Every day we all woke up at 3:30 a.m. and were at the docks ready to head out to sea by 4:00 a.m. An hour later we were dropping our anchors at Stellwagen Bank, where the best tuna fishing grounds are located. After nine hours of fishing, we were back at the marina by 3:00 p.m. Then the boats were cleaned and prepared for the next day. In the late afternoon we organized group sessions in which we taught navigation, tying knots, using the compass, and other marine-related topics. There were also many things to see in the town of Gloucester, so two of the afternoons were devoted to sight-seeing.
Every night after dinner there was an inspirational meeting, usually led by Rev. Jones. Here we all talked together about what it means to live a Christian life. There were always many little problems that occurred each day. Sometimes some of the boys would be jealous of the girls because they had caught a tuna and the boys hadn't. At other times there were minor arguments among the girls or boys, but these were all discussed openly and the whole team had to come to an agreement on the best solution.
The kids were divided into pairs, and each set of "buddies" had the same captain and the same boat for the whole week. This brought a dramatic result. By the end of the week they had developed quite a bit of genuine loyalty for their captain and a certain amount of pride in their new-found abilities on the boat.
The captains were directly responsible each day to teach them everything about boat handling, navigation on the open sea, and fishing techniques. When the kids came back with bluefish or tuna, the look of pride and joy on their faces could not be compared to anything else we have seen at the Gloucester marina for quite some time.
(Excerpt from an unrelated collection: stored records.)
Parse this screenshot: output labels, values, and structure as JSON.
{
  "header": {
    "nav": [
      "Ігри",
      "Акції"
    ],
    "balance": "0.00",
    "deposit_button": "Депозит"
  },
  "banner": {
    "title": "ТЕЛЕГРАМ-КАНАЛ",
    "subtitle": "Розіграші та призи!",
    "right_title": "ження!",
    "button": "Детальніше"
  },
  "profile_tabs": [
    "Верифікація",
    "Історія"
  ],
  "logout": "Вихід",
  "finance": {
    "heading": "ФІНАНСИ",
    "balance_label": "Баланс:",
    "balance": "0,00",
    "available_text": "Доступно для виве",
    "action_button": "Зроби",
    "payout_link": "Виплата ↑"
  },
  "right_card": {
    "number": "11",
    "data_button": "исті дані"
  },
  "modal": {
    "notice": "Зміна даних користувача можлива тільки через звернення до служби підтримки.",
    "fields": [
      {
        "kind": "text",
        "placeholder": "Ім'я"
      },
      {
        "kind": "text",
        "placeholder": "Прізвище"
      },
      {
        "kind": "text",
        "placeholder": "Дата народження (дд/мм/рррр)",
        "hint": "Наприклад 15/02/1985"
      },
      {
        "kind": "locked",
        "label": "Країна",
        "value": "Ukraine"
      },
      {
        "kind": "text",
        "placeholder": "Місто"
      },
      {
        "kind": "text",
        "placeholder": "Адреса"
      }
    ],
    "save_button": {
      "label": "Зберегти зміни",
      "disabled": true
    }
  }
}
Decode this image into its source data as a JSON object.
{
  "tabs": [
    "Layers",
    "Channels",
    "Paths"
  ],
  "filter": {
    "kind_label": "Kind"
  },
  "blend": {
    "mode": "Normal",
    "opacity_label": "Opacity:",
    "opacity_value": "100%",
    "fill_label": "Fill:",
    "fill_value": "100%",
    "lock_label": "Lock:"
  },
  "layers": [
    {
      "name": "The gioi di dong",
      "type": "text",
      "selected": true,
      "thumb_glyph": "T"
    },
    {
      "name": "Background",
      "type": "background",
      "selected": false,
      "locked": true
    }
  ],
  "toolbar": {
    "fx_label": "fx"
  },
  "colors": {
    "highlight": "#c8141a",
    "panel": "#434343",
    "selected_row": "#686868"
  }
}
We were truly witnessing Father's words become substantial in the flesh; we were watching Father's dream unfold.
All of the youth were black and from various backgrounds, from poor to middle-class to rich. Their greatest impression of the week was the fact that they were just accepted for who they were. In Ocean Church there are white members, black members, Oriental members, South American members, and members you can't really place.